Concussion As A Defence To Failing To Provide a Specimen
What happens when you don’t understand what the police are asking of you?
What if you can’t comply with the requests of you because you can’t make sense of what is going on?
That’s what faced a client of ours who was recently cleared of a Failure to Provide a Specimen for Analysis Charge in Kettering Magistrates Court. He did not give a sample of breath because he did not understand what was going on. Not because of any linguistic barrier but because he had concussion. He had been involved in a serious road accident and had blacked out. The witness statements describe the car as spinning and then rolling several times, they describe him as stumbling, disorientated, slurring his speech.
Now our client did not remember the accident, not really, certainly not clearly. In fact he didn’t really remember a great deal about the evening. He knew he’d had plans to go for dinner so may have had a glass of wine with his dinner but was very clear to us that he would very rarely have more than 1 drink if he was driving. He certainly didn’t expect that he would have been over the limit.
So why not give a sample or breath to prove it? Quite simply because he didn’t understand what was happening because of his injuries.
The charge of Failure to Provide a Sample for analysis is there as a back up. It’s a fail-safe for the police to use when they believe someone is deliberately failing to provide – because if they genuinely believe there are grounds not to be able to provide a sample of breath they do have the option of asking for blood or urine.
Our client was hospitalised after this accident, the police themselves took him to the hospital once he left the station.
As part of our case preparation we instructed a medical expert to meet with our client, to assess him, to review his medical records from the night of the incident and subsequent GP/hospital visits and to compile a report for the court to explain the impact that concussion can have on the cognitive function of the brain – because it’s not just a headache, it’s a serious medical condition with numerous symptoms.
We believed the medical report was self-explanatory, it clearly set out the issues facing our client on the night of his arrest. Unfortunately the prosecution would not agree to the evidence being entered to court in it’s written format (something that is common when we present strong evidence to support our case) and so our expert attended court to give the report verbally. His expert testimony explained to the court the mental state our client would have been in, the disorientation, the out of character actions and behaviour, and, put simply, that he may not have been able to understand what was being asked of him and why and, just as importantly, the consequences of his actions by refusing to provide a sample.

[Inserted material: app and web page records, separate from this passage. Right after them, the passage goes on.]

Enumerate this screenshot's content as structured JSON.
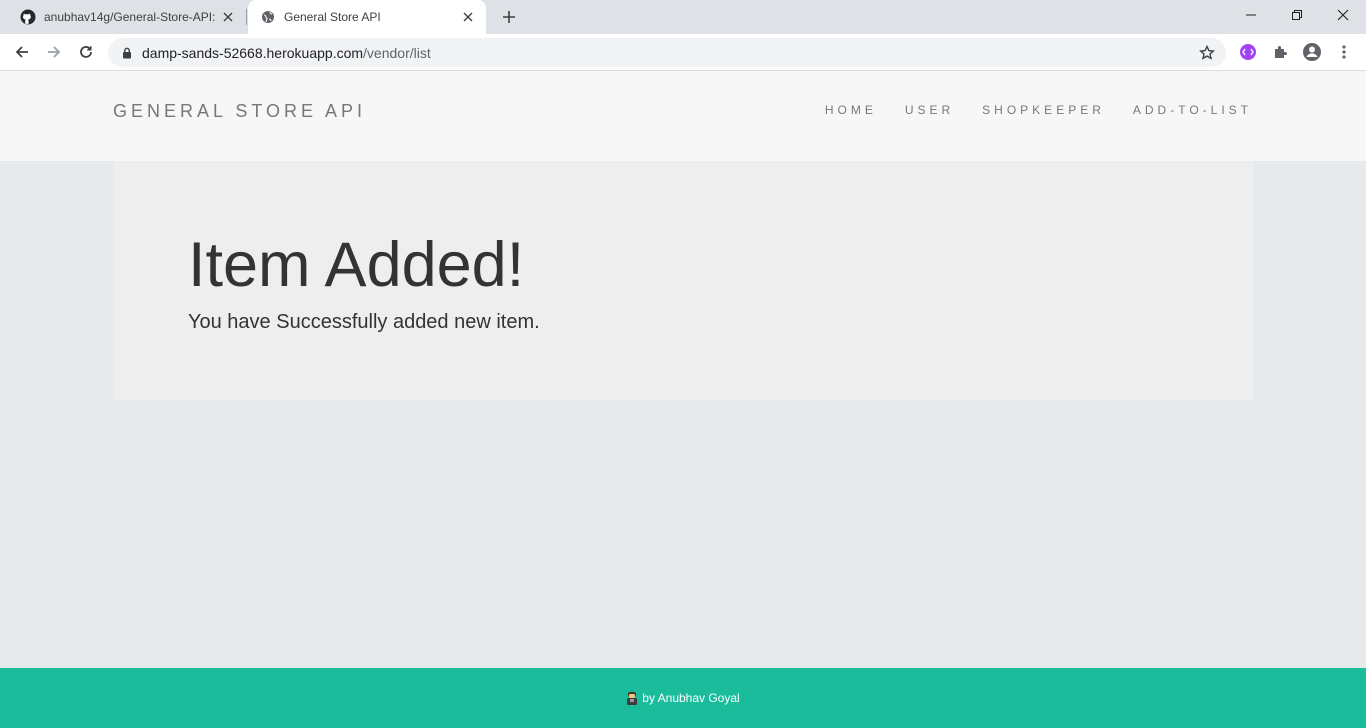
{
  "browser": {
    "tabs": [
      {
        "title": "anubhav14g/General-Store-API: T",
        "active": false,
        "favicon": "github-icon"
      },
      {
        "title": "General Store API",
        "active": true,
        "favicon": "globe-icon"
      }
    ],
    "url_host": "damp-sands-52668.herokuapp.com",
    "url_path": "/vendor/list",
    "profile_color": "#a142f4"
  },
  "navbar": {
    "brand": "GENERAL STORE API",
    "links": [
      "HOME",
      "USER",
      "SHOPKEEPER",
      "ADD-TO-LIST"
    ]
  },
  "main": {
    "heading": "Item Added!",
    "message": "You have Successfully added new item."
  },
  "footer": {
    "credit": "by Anubhav Goyal",
    "color": "#1abc9c"
  }
}
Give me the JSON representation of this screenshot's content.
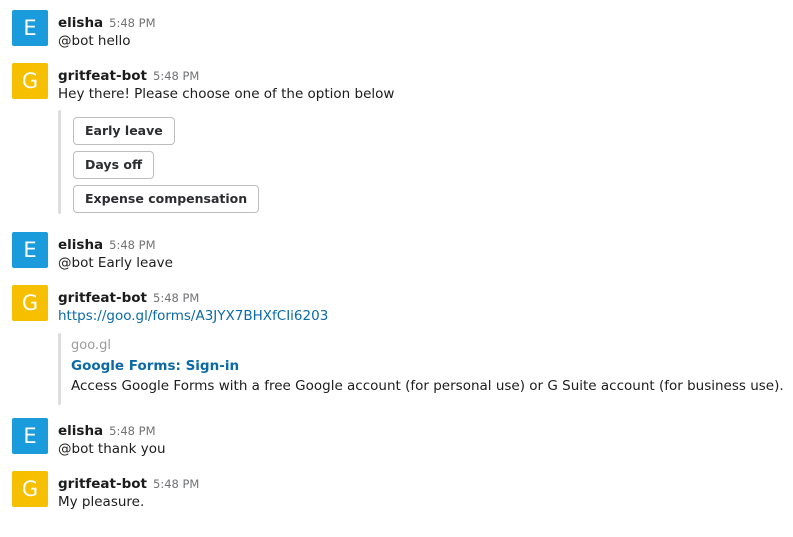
{
  "colors": {
    "avatar_e": "#1a9bdc",
    "avatar_g": "#f6c001",
    "link": "#0b6aa5",
    "timestamp": "#717274"
  },
  "messages": [
    {
      "avatar_letter": "E",
      "sender": "elisha",
      "time": "5:48 PM",
      "text": "@bot hello"
    },
    {
      "avatar_letter": "G",
      "sender": "gritfeat-bot",
      "time": "5:48 PM",
      "text": "Hey there! Please choose one of the option below",
      "buttons": [
        "Early leave",
        "Days off",
        "Expense compensation"
      ]
    },
    {
      "avatar_letter": "E",
      "sender": "elisha",
      "time": "5:48 PM",
      "text": "@bot Early leave"
    },
    {
      "avatar_letter": "G",
      "sender": "gritfeat-bot",
      "time": "5:48 PM",
      "link": "https://goo.gl/forms/A3JYX7BHXfCIi6203",
      "unfurl": {
        "site": "goo.gl",
        "title": "Google Forms: Sign-in",
        "description": "Access Google Forms with a free Google account (for personal use) or G Suite account (for business use)."
      }
    },
    {
      "avatar_letter": "E",
      "sender": "elisha",
      "time": "5:48 PM",
      "text": "@bot thank you"
    },
    {
      "avatar_letter": "G",
      "sender": "gritfeat-bot",
      "time": "5:48 PM",
      "text": "My pleasure."
    }
  ]
}
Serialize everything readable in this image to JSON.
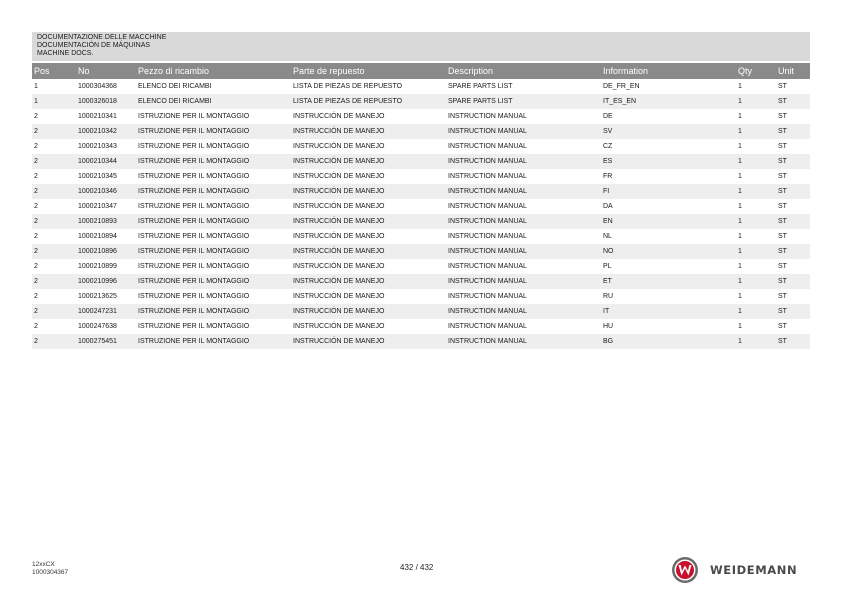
{
  "header": {
    "lines": [
      "DOCUMENTAZIONE DELLE MACCHINE",
      "DOCUMENTACIÓN DE MÁQUINAS",
      "MACHINE DOCS."
    ]
  },
  "table": {
    "columns": [
      "Pos",
      "No",
      "Pezzo di ricambio",
      "Parte de repuesto",
      "Description",
      "Information",
      "Qty",
      "Unit"
    ],
    "rows": [
      [
        "1",
        "1000304368",
        "ELENCO DEI RICAMBI",
        "LISTA DE PIEZAS DE REPUESTO",
        "SPARE PARTS LIST",
        "DE_FR_EN",
        "1",
        "ST"
      ],
      [
        "1",
        "1000326018",
        "ELENCO DEI RICAMBI",
        "LISTA DE PIEZAS DE REPUESTO",
        "SPARE PARTS LIST",
        "IT_ES_EN",
        "1",
        "ST"
      ],
      [
        "2",
        "1000210341",
        "ISTRUZIONE PER IL MONTAGGIO",
        "INSTRUCCIÓN DE MANEJO",
        "INSTRUCTION MANUAL",
        "DE",
        "1",
        "ST"
      ],
      [
        "2",
        "1000210342",
        "ISTRUZIONE PER IL MONTAGGIO",
        "INSTRUCCIÓN DE MANEJO",
        "INSTRUCTION MANUAL",
        "SV",
        "1",
        "ST"
      ],
      [
        "2",
        "1000210343",
        "ISTRUZIONE PER IL MONTAGGIO",
        "INSTRUCCIÓN DE MANEJO",
        "INSTRUCTION MANUAL",
        "CZ",
        "1",
        "ST"
      ],
      [
        "2",
        "1000210344",
        "ISTRUZIONE PER IL MONTAGGIO",
        "INSTRUCCIÓN DE MANEJO",
        "INSTRUCTION MANUAL",
        "ES",
        "1",
        "ST"
      ],
      [
        "2",
        "1000210345",
        "ISTRUZIONE PER IL MONTAGGIO",
        "INSTRUCCIÓN DE MANEJO",
        "INSTRUCTION MANUAL",
        "FR",
        "1",
        "ST"
      ],
      [
        "2",
        "1000210346",
        "ISTRUZIONE PER IL MONTAGGIO",
        "INSTRUCCIÓN DE MANEJO",
        "INSTRUCTION MANUAL",
        "FI",
        "1",
        "ST"
      ],
      [
        "2",
        "1000210347",
        "ISTRUZIONE PER IL MONTAGGIO",
        "INSTRUCCIÓN DE MANEJO",
        "INSTRUCTION MANUAL",
        "DA",
        "1",
        "ST"
      ],
      [
        "2",
        "1000210893",
        "ISTRUZIONE PER IL MONTAGGIO",
        "INSTRUCCIÓN DE MANEJO",
        "INSTRUCTION MANUAL",
        "EN",
        "1",
        "ST"
      ],
      [
        "2",
        "1000210894",
        "ISTRUZIONE PER IL MONTAGGIO",
        "INSTRUCCIÓN DE MANEJO",
        "INSTRUCTION MANUAL",
        "NL",
        "1",
        "ST"
      ],
      [
        "2",
        "1000210896",
        "ISTRUZIONE PER IL MONTAGGIO",
        "INSTRUCCIÓN DE MANEJO",
        "INSTRUCTION MANUAL",
        "NO",
        "1",
        "ST"
      ],
      [
        "2",
        "1000210899",
        "ISTRUZIONE PER IL MONTAGGIO",
        "INSTRUCCIÓN DE MANEJO",
        "INSTRUCTION MANUAL",
        "PL",
        "1",
        "ST"
      ],
      [
        "2",
        "1000210996",
        "ISTRUZIONE PER IL MONTAGGIO",
        "INSTRUCCIÓN DE MANEJO",
        "INSTRUCTION MANUAL",
        "ET",
        "1",
        "ST"
      ],
      [
        "2",
        "1000213625",
        "ISTRUZIONE PER IL MONTAGGIO",
        "INSTRUCCIÓN DE MANEJO",
        "INSTRUCTION MANUAL",
        "RU",
        "1",
        "ST"
      ],
      [
        "2",
        "1000247231",
        "ISTRUZIONE PER IL MONTAGGIO",
        "INSTRUCCIÓN DE MANEJO",
        "INSTRUCTION MANUAL",
        "IT",
        "1",
        "ST"
      ],
      [
        "2",
        "1000247638",
        "ISTRUZIONE PER IL MONTAGGIO",
        "INSTRUCCIÓN DE MANEJO",
        "INSTRUCTION MANUAL",
        "HU",
        "1",
        "ST"
      ],
      [
        "2",
        "1000275451",
        "ISTRUZIONE PER IL MONTAGGIO",
        "INSTRUCCIÓN DE MANEJO",
        "INSTRUCTION MANUAL",
        "BG",
        "1",
        "ST"
      ]
    ]
  },
  "footer": {
    "model": "12xxCX",
    "doc_number": "1000304367",
    "page": "432 / 432",
    "brand": "WEIDEMANN",
    "logo_icon": "weidemann-w-logo-icon",
    "colors": {
      "logo_red": "#c8102e",
      "logo_grey": "#6b6b6b",
      "header_bg": "#8a8a8a",
      "title_bg": "#d9d9d9"
    }
  }
}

The Court found in our client’s favour. They found that he had a genuine reason for failing to have provided a breath sample. He was acquitted of the charge, avoiding the driving disqualification that would have been imposed had he been convicted. He was not ordered to pay any court or prosecution costs and an order was made that his own legal fees should be assessed and a proportion refunded to him. Both he and his wife were thrilled and so relieved that this long ordeal was over.
This also means that his Insurance Company will be able to finalise his claim for the accident and that cover should remain in place as he was not convicted of an offence.
If you have been charged with an offence and need to speak with someone about this for honest advice then give the Forrest Williams team a call on 01623 397200 and we will be happy to help you.